--- DATA SECTION Enclosed Below ---

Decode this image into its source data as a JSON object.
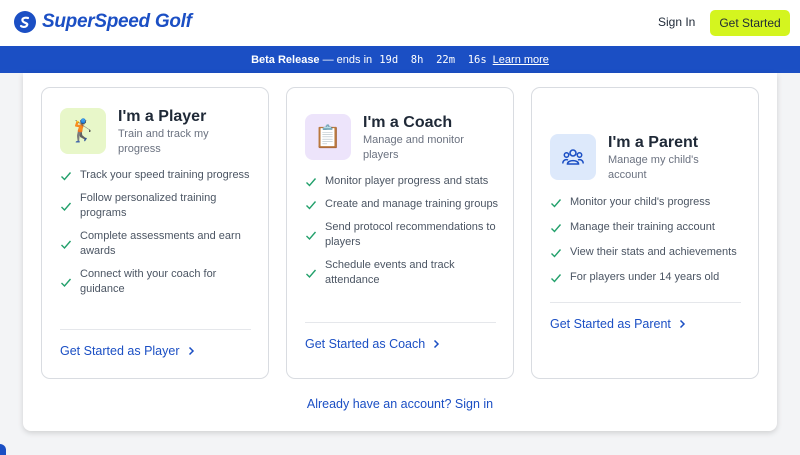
{
  "brand": {
    "name": "SuperSpeed Golf",
    "color": "#1b4fc4"
  },
  "nav": {
    "sign_in": "Sign In",
    "get_started": "Get Started",
    "cta_color": "#d4f51f"
  },
  "banner": {
    "bold": "Beta Release",
    "text": " — ends in ",
    "countdown": "19d  8h  22m  16s",
    "link": "Learn more"
  },
  "cards": [
    {
      "title": "I'm a Player",
      "subtitle": "Train and track my progress",
      "icon": "golfer-icon",
      "features": [
        "Track your speed training progress",
        "Follow personalized training programs",
        "Complete assessments and earn awards",
        "Connect with your coach for guidance"
      ],
      "link": "Get Started as Player"
    },
    {
      "title": "I'm a Coach",
      "subtitle": "Manage and monitor players",
      "icon": "clipboard-icon",
      "features": [
        "Monitor player progress and stats",
        "Create and manage training groups",
        "Send protocol recommendations to players",
        "Schedule events and track attendance"
      ],
      "link": "Get Started as Coach"
    },
    {
      "title": "I'm a Parent",
      "subtitle": "Manage my child's account",
      "icon": "family-icon",
      "features": [
        "Monitor your child's progress",
        "Manage their training account",
        "View their stats and achievements",
        "For players under 14 years old"
      ],
      "link": "Get Started as Parent"
    }
  ],
  "footer": {
    "already": "Already have an account? Sign in"
  }
}
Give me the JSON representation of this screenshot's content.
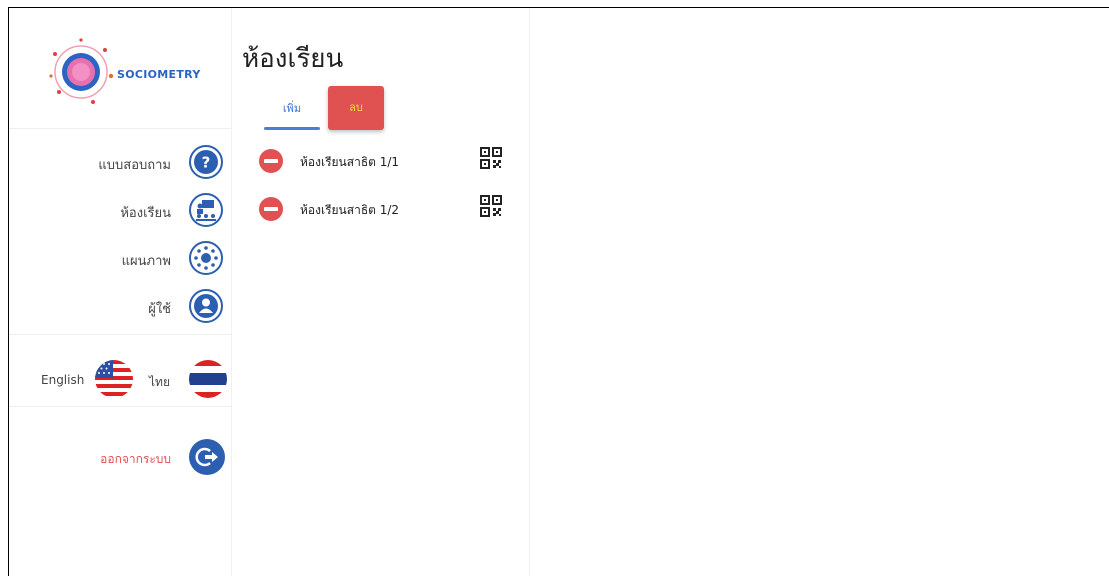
{
  "app": {
    "logo_text": "SOCIOMETRY"
  },
  "sidebar": {
    "items": [
      {
        "label": "แบบสอบถาม",
        "icon": "question-icon"
      },
      {
        "label": "ห้องเรียน",
        "icon": "classroom-icon"
      },
      {
        "label": "แผนภาพ",
        "icon": "network-icon"
      },
      {
        "label": "ผู้ใช้",
        "icon": "user-icon"
      }
    ],
    "languages": {
      "english_label": "English",
      "thai_label": "ไทย"
    },
    "logout_label": "ออกจากระบบ"
  },
  "main": {
    "title": "ห้องเรียน",
    "add_label": "เพิ่ม",
    "delete_label": "ลบ",
    "rooms": [
      {
        "name": "ห้องเรียนสาธิต 1/1"
      },
      {
        "name": "ห้องเรียนสาธิต 1/2"
      }
    ]
  },
  "colors": {
    "primary": "#2c5fb0",
    "danger": "#e05252",
    "accent": "#3a74d8"
  }
}
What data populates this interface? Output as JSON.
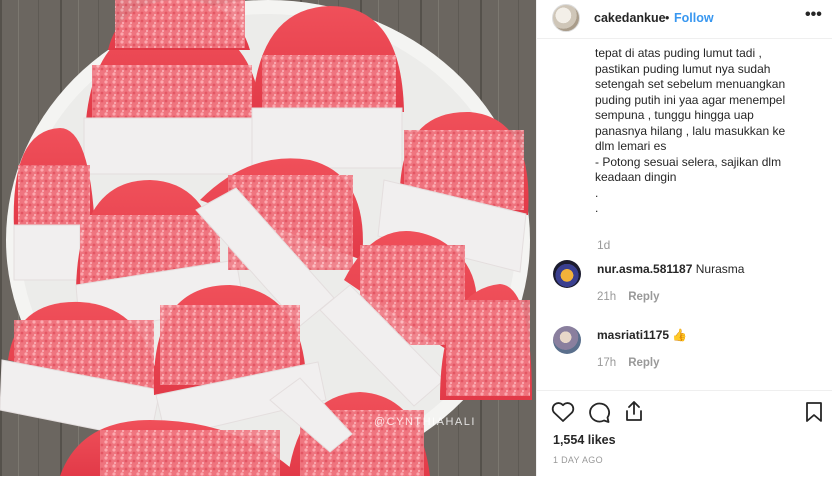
{
  "post": {
    "watermark": "@CYNTHIAHALI",
    "author": {
      "username": "cakedankue",
      "follow_label": "Follow",
      "dot": "•",
      "more_label": "•••"
    },
    "caption_lines": [
      "tepat di atas puding lumut tadi ,",
      "pastikan puding lumut nya sudah",
      "setengah set sebelum menuangkan",
      "puding putih ini yaa agar menempel",
      "sempuna , tunggu hingga uap",
      "panasnya hilang , lalu masukkan ke",
      "dlm lemari es",
      "- Potong sesuai selera, sajikan dlm",
      "keadaan dingin",
      ".",
      "."
    ],
    "caption_time": "1d",
    "comments": [
      {
        "username": "nur.asma.581187",
        "text": "Nurasma",
        "time": "21h",
        "reply_label": "Reply"
      },
      {
        "username": "masriati1175",
        "text": "👍",
        "time": "17h",
        "reply_label": "Reply"
      }
    ],
    "likes_label": "1,554 likes",
    "date_label": "1 DAY AGO",
    "icons": [
      "heart-icon",
      "comment-icon",
      "share-icon",
      "bookmark-icon"
    ]
  }
}
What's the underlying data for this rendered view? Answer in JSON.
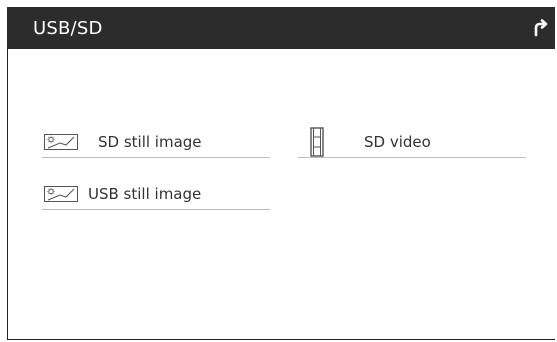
{
  "header": {
    "title": "USB/SD",
    "back_icon": "return-arrow-icon"
  },
  "items": [
    {
      "label": "SD still image",
      "icon": "still-image-icon"
    },
    {
      "label": "SD video",
      "icon": "film-strip-icon"
    },
    {
      "label": "USB still image",
      "icon": "still-image-icon"
    }
  ],
  "colors": {
    "header_bg": "#2c2c2c",
    "header_text": "#ffffff",
    "item_text": "#333333",
    "divider": "#bdbdbd",
    "icon_stroke": "#555555"
  }
}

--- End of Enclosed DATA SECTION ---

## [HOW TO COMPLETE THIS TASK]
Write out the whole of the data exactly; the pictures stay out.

## [SOLUTION FOR THIS TASK]
Decode this image into its source data as a JSON object.
{
  "brand": {
    "name": "SuperSpeed Golf",
    "color": "#1b4fc4"
  },
  "nav": {
    "sign_in": "Sign In",
    "get_started": "Get Started",
    "cta_color": "#d4f51f"
  },
  "banner": {
    "bold": "Beta Release",
    "text": " — ends in ",
    "countdown": "19d  8h  22m  16s",
    "link": "Learn more"
  },
  "cards": [
    {
      "title": "I'm a Player",
      "subtitle": "Train and track my progress",
      "icon": "golfer-icon",
      "features": [
        "Track your speed training progress",
        "Follow personalized training programs",
        "Complete assessments and earn awards",
        "Connect with your coach for guidance"
      ],
      "link": "Get Started as Player"
    },
    {
      "title": "I'm a Coach",
      "subtitle": "Manage and monitor players",
      "icon": "clipboard-icon",
      "features": [
        "Monitor player progress and stats",
        "Create and manage training groups",
        "Send protocol recommendations to players",
        "Schedule events and track attendance"
      ],
      "link": "Get Started as Coach"
    },
    {
      "title": "I'm a Parent",
      "subtitle": "Manage my child's account",
      "icon": "family-icon",
      "features": [
        "Monitor your child's progress",
        "Manage their training account",
        "View their stats and achievements",
        "For players under 14 years old"
      ],
      "link": "Get Started as Parent"
    }
  ],
  "footer": {
    "already": "Already have an account? Sign in"
  }
}
Give me the JSON representation of this screenshot's content.
{
  "app": {
    "logo_text": "SOCIOMETRY"
  },
  "sidebar": {
    "items": [
      {
        "label": "แบบสอบถาม",
        "icon": "question-icon"
      },
      {
        "label": "ห้องเรียน",
        "icon": "classroom-icon"
      },
      {
        "label": "แผนภาพ",
        "icon": "network-icon"
      },
      {
        "label": "ผู้ใช้",
        "icon": "user-icon"
      }
    ],
    "languages": {
      "english_label": "English",
      "thai_label": "ไทย"
    },
    "logout_label": "ออกจากระบบ"
  },
  "main": {
    "title": "ห้องเรียน",
    "add_label": "เพิ่ม",
    "delete_label": "ลบ",
    "rooms": [
      {
        "name": "ห้องเรียนสาธิต 1/1"
      },
      {
        "name": "ห้องเรียนสาธิต 1/2"
      }
    ]
  },
  "colors": {
    "primary": "#2c5fb0",
    "danger": "#e05252",
    "accent": "#3a74d8"
  }
}
What data populates this interface? Output as JSON.
{
  "post": {
    "watermark": "@CYNTHIAHALI",
    "author": {
      "username": "cakedankue",
      "follow_label": "Follow",
      "dot": "•",
      "more_label": "•••"
    },
    "caption_lines": [
      "tepat di atas puding lumut tadi ,",
      "pastikan puding lumut nya sudah",
      "setengah set sebelum menuangkan",
      "puding putih ini yaa agar menempel",
      "sempuna , tunggu hingga uap",
      "panasnya hilang , lalu masukkan ke",
      "dlm lemari es",
      "- Potong sesuai selera, sajikan dlm",
      "keadaan dingin",
      ".",
      "."
    ],
    "caption_time": "1d",
    "comments": [
      {
        "username": "nur.asma.581187",
        "text": "Nurasma",
        "time": "21h",
        "reply_label": "Reply"
      },
      {
        "username": "masriati1175",
        "text": "👍",
        "time": "17h",
        "reply_label": "Reply"
      }
    ],
    "likes_label": "1,554 likes",
    "date_label": "1 DAY AGO",
    "icons": [
      "heart-icon",
      "comment-icon",
      "share-icon",
      "bookmark-icon"
    ]
  }
}
What's the underlying data for this rendered view? Answer in JSON.
{
  "header": {
    "title": "USB/SD",
    "back_icon": "return-arrow-icon"
  },
  "items": [
    {
      "label": "SD still image",
      "icon": "still-image-icon"
    },
    {
      "label": "SD video",
      "icon": "film-strip-icon"
    },
    {
      "label": "USB still image",
      "icon": "still-image-icon"
    }
  ],
  "colors": {
    "header_bg": "#2c2c2c",
    "header_text": "#ffffff",
    "item_text": "#333333",
    "divider": "#bdbdbd",
    "icon_stroke": "#555555"
  }
}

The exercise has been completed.